5 Tips Before You Get Arrested for DWI in NJ

Five Tips Before You Get Arrested for DWI

by Peter Lederman, Esq.

There are a lot of books that tell you how to do this or that when you have been arrested for Driving While Intoxicated (DWI). Here now, are five things you should keep in mind to avoid getting charged with this very serious offense:

1. Be Wise.

First, don’t let yourself get into a position where you need to drive when you are intoxicated. I know this is easy for me to say, but it shouldn’t be that hard for you to do. Everybody knows that the ability to make good decisions about your condition to drive safely diminishes as you continue consuming alcohol. So, simply – you cannot and should not rely on your own judgment as to whether you are good to go. After representing people charged with DWI for years, it is my belief that the best approach is to check a chart showing how much alcohol consumed will cause you to reach .08% Blood Alcohol Content, which in New Jersey is the definition of intoxication, based on your weight and sex. Then, divide that number in half, so that there is a cushion keeping you safely away from trouble. If you have any doubts about your sobriety, call a friend or a cab to take you home.

2. Pay Attention.

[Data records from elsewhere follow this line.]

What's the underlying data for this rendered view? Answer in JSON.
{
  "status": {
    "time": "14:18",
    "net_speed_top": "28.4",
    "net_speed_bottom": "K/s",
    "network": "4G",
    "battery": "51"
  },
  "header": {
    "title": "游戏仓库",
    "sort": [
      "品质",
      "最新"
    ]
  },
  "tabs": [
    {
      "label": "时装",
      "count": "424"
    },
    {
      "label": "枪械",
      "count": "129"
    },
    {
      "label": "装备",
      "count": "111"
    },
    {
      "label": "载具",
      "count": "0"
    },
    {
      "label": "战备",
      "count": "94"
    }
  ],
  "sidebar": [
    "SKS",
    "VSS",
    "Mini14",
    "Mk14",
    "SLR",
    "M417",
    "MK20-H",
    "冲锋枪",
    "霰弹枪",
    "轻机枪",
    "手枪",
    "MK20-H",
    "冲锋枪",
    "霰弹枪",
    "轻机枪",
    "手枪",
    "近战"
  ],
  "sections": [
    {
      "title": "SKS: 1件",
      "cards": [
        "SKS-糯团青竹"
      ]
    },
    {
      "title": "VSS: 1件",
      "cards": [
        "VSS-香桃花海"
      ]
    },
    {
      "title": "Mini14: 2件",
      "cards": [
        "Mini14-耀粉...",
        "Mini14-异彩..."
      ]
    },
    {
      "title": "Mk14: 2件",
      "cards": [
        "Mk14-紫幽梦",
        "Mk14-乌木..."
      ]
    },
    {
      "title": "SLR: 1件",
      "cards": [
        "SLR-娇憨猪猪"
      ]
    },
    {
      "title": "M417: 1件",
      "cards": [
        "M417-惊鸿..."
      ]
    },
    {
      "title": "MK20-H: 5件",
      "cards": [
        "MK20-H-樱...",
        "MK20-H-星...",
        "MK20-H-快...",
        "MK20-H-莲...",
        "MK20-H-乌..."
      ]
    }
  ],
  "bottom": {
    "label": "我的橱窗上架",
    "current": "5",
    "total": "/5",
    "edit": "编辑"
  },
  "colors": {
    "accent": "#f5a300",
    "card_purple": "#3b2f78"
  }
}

I know it is stressful to get pulled over by an officer or trooper. However, it is important to keep your wits, be courteous and pay attention to what is being asked. In deciding whether to get you out of your car to perform field sobriety tests, officers and troopers will consider a basic test for possible intoxication, which is whether you can “follow instructions.” People who drink too much lose their ability to understand what they should do in certain instances because of the effect of alcohol. That’s why it is important to pull over as soon as you are signaled and to provide driving documents, including your license, registration and insurance information, as soon as they are requested. Also, tests performed on the street check your ability to do two things at the same time: balance and follow directions. Listen carefully to what you are told and do just what is requested.

3. Be Courteous.

As suggested in the previous point, it is important to be courteous with the officer or trooper whenever you are stopped. Often, drivers with attitude end up with summonses that would not be issued except for poorly handling the situation on the street.

4. Listen.

Field sobriety tests are critical tools used to determine whether someone should be arrested. As suggested earlier, it is really important to listen carefully to all instructions, as possible intoxication will be evaluated, in part, on your ability to take the right number of steps or to turn as instructed. Also, your ability to balance could be effected by injuries or other conditions affecting you, so be sure to explain exactly what the problem might be. Furthermore, don’t agree that you can do the test when your condition might create a problem. If you say nothing or fail to make clear that you have a problem, the officer or trooper will conclude that all problems performing tests are from alcohol ingestion.

5. Use common sense.

The last suggestion should be obvious. Never, never, never operate your car with alcohol containers in the vehicle! Similarly, smoking marijuana or ingesting other substances in the car will only make the officer believe that you are under the influence of some substance for which you should be arrested.

In the last analysis, drive safely on your way home, stopping at all traffic lights and stop signs, keeping in your lane and driving within the speed limit. Hopefully you’ll arrive home safely and not have to call your attorney for help the next day.